Fr. Ver Bust's Column:|
"Explaining the Gospel"
|Fr. Richard Ver Bust
We must live in response to our call
We are entrusted to be watchful and accountable in caring for the Church
August 12, 2001, Nineteenth Sunday in Ordinary Time
By Fr. Richard Ver Bust
Luke continues as our guide in today's gospel. He helps us
understand more about discipleship and how it functions in
forming a community of disciples.
The gospel begins, as usual, with Jesus teaching. Words of
encouragement are addressed to Jesus' followers in his time. Luke
uses them to speak to the disciples of Jesus in his time. They
are also addressed to us as well for we listen as Jesus'
disciples today. Jesus reminds them and us that being a disciple
is not easy. God's kingdom makes demands on us that are
difficult. Jesus continues what last Sunday's readings emphasize,
and that is that our real focus must be on God and not on things.
We should realize that Jesus was not telling them to get rid of
all things for one couldn't survive that way. It is Jesus' and
Luke's way of telling disciples that their commitment should be
totally directed to God. Jesus had advised in last Sunday's
parable that it isn't the possession of things that is wrong but
a fixation on them. The advice Jesus gives then is to trust in
God. Carrying moneybags means a surplus, which one does not need.
The second part of the gospel reading introduces Jesus' teaching
on watchfulness. He teaches that one must be prepared like
servants who await the return of the master even when that master
comes at night. Notice how throughout the section examples are
drawn from real life. That is how wisdom thought works, and Jesus
is certainly drawing upon the pattern of wisdom that had
developed in Jewish thought. So one too must be prepared against
the coming of a thief. The thief doesn't announce when he is
going to come so one must be vigilant.
It is interesting that the master is away for a wedding. This
detail could easily be overlooked. Remember messianic times are
often referred to in terms of a wedding and wedding banquet. Then
too the fact that the master will prepare a meal for watchful
servants as a reward for their vigilance may also refer to a
messianic banquet which God provided.
The final section is a reply to a question posed by Peter in
which he asked whether this teaching applied only to disciples or
to everyone. Jesus, in response, tells a second story. We
certainly can hear Luke speaking to his church community again.
Now the master has stewards to whom he entrusts the care of the
estate. The story is about how different stewards would carry out
their responsibilities when the master was absent.

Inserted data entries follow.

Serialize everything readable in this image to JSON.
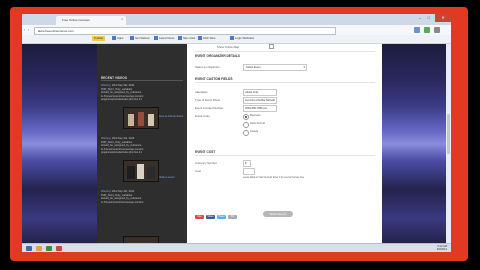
{
  "browser": {
    "tab_title": "Free Online Courses",
    "url": "www.freeonlinecourse.com",
    "window_controls": [
      "–",
      "□",
      "✕"
    ]
  },
  "bookmarks": [
    "Toolbar",
    "Apps",
    "Get Started",
    "Latest News",
    "Site Links",
    "Web Slice",
    "Login Websites"
  ],
  "sidebar": {
    "section_title": "RECENT VIDEOS",
    "posts": [
      {
        "title": "Warning:",
        "meta": "Wed Sep 3rd, 2014",
        "lines": [
          "PHP_Strict_Only_variables",
          "should_be_assigned_by_reference",
          "in /home/content/courses/wp-content",
          "plugins/wpinclude/index.php line 41"
        ],
        "link": "How to Add an Event"
      },
      {
        "title": "Warning:",
        "meta": "Wed Sep 3rd, 2014",
        "lines": [
          "PHP_Strict_Only_variables",
          "should_be_assigned_by_reference",
          "in /home/content/courses/wp-content",
          "plugins/wpinclude/index.php line 41"
        ],
        "link": "Video Lesson"
      },
      {
        "title": "Warning:",
        "meta": "Wed Sep 3rd, 2014",
        "lines": [
          "PHP_Strict_Only_variables",
          "should_be_assigned_by_reference",
          "in /home/content/courses/wp-content"
        ],
        "link": ""
      }
    ]
  },
  "form": {
    "top_label": "Show Online Map",
    "organizer_heading": "EVENT ORGANIZER DETAILS",
    "organizer_label": "Select an Organizer",
    "organizer_value": "Select Event",
    "custom_heading": "EVENT CUSTOM FIELDS",
    "fields": [
      {
        "label": "Attendees",
        "value": "Adults Only"
      },
      {
        "label": "Type of Event Show",
        "value": "Live Fine Arts Bar Mitzvah"
      },
      {
        "label": "Event Contact Number",
        "value": "0203-456-7890 ext"
      }
    ],
    "radio_label": "Dress Code",
    "radios": [
      "Business",
      "Semi-Formal",
      "Casual"
    ],
    "cost_heading": "EVENT COST",
    "currency_label": "Currency Symbol",
    "currency_value": "$",
    "cost_label": "Cost",
    "cost_help": "Leave blank to hide the field. Enter 0 for events that are free.",
    "submit_label": "Submit Event"
  },
  "social": [
    "Like",
    "Tweet",
    "Share",
    "Pin"
  ],
  "taskbar": {
    "time": "6:22 AM",
    "date": "9/3/2014"
  },
  "colors": {
    "frame": "#e23a22",
    "sidebar": "#2e2e2e",
    "link": "#7fa9e0"
  }
}
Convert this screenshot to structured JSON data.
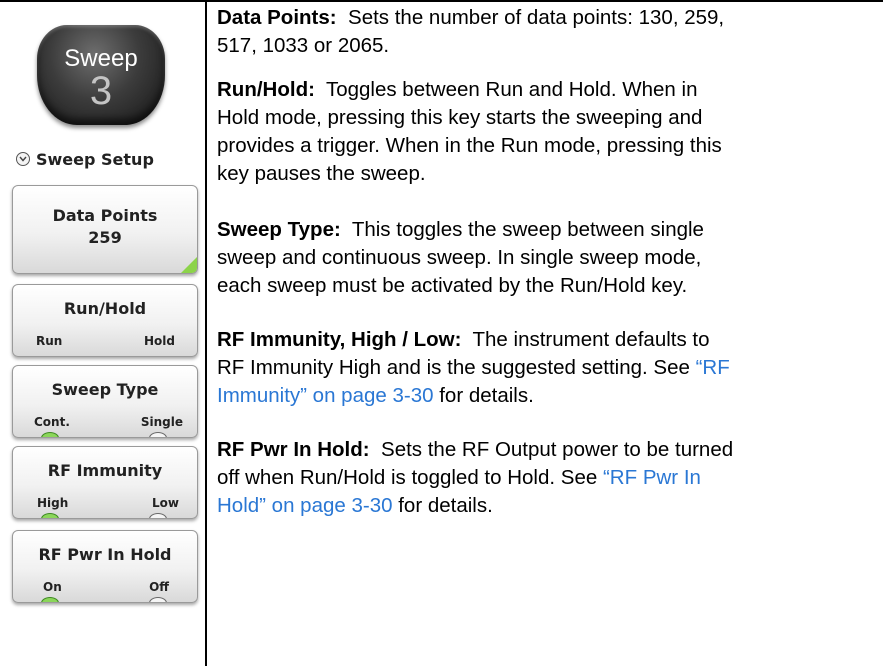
{
  "hardkey": {
    "name": "Sweep",
    "number": "3",
    "icon": "hardkey-button"
  },
  "menu": {
    "title": "Sweep Setup",
    "icon": "chevron-down-circle-icon",
    "softkeys": [
      {
        "label": "Data Points",
        "value": "259",
        "submenu": true
      },
      {
        "label": "Run/Hold",
        "options": [
          "Run",
          "Hold"
        ],
        "active": "Run"
      },
      {
        "label": "Sweep Type",
        "options": [
          "Cont.",
          "Single"
        ],
        "active": "Cont."
      },
      {
        "label": "RF Immunity",
        "options": [
          "High",
          "Low"
        ],
        "active": "High"
      },
      {
        "label": "RF Pwr In Hold",
        "options": [
          "On",
          "Off"
        ],
        "active": "On"
      }
    ],
    "colors": {
      "led_on": "#8bd65a",
      "submenu_arrow": "#8cd34a"
    }
  },
  "descriptions": [
    {
      "term": "Data Points:",
      "lines": [
        "Sets the number of data points: 130, 259,",
        "517, 1033 or 2065."
      ]
    },
    {
      "term": "Run/Hold:",
      "lines": [
        "Toggles between Run and Hold. When in",
        "Hold mode, pressing this key starts the sweeping and",
        "provides a trigger. When in the Run mode, pressing this",
        "key pauses the sweep."
      ]
    },
    {
      "term": "Sweep Type:",
      "lines": [
        "This toggles the sweep between single",
        "sweep and continuous sweep. In single sweep mode,",
        "each sweep must be activated by the Run/Hold key."
      ]
    },
    {
      "term": "RF Immunity, High / Low:",
      "line1_rest": "The instrument defaults to",
      "line2": "RF Immunity High and is the suggested setting. See",
      "xref_part1": "“RF",
      "xref_part2": "Immunity” on page 3-30",
      "tail": "for details."
    },
    {
      "term": "RF Pwr In Hold:",
      "line1_rest": "Sets the RF Output power to be turned",
      "line2_pre": "off when Run/Hold is toggled to Hold. See",
      "xref_part1": "“RF Pwr In",
      "xref_part2": "Hold” on page 3-30",
      "tail": "for details."
    }
  ],
  "xref_color": "#2a77d4"
}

One steward is
trustworthy but the other, because he believes the master would
be delayed in returning, treated people in an abusive way.
Another is criticized for failing to be prepared for the master's
return. This suggests that one should simply not do nothing but
must act in a caring way. To be watchful one must both be
diligent and do what is needed.
All of this points to the need of realizing that a person must be
accountable when given responsibilities. The leaders of the early
Church must, like all other disciples, be watchful and vigilant
but they also needed to care for the Church. They had been
entrusted with important duties and, during the interim when the
master was away, they would be judged on how well they had cared
for the Church. Each disciple has been given gifts and each
therefore must, during their life, live in response to their
call. Each person will be judged on what they had done.
(Fr. Ver Bust holds the title of professor emeritus in religious
studies at St. Norbert College, De Pere.)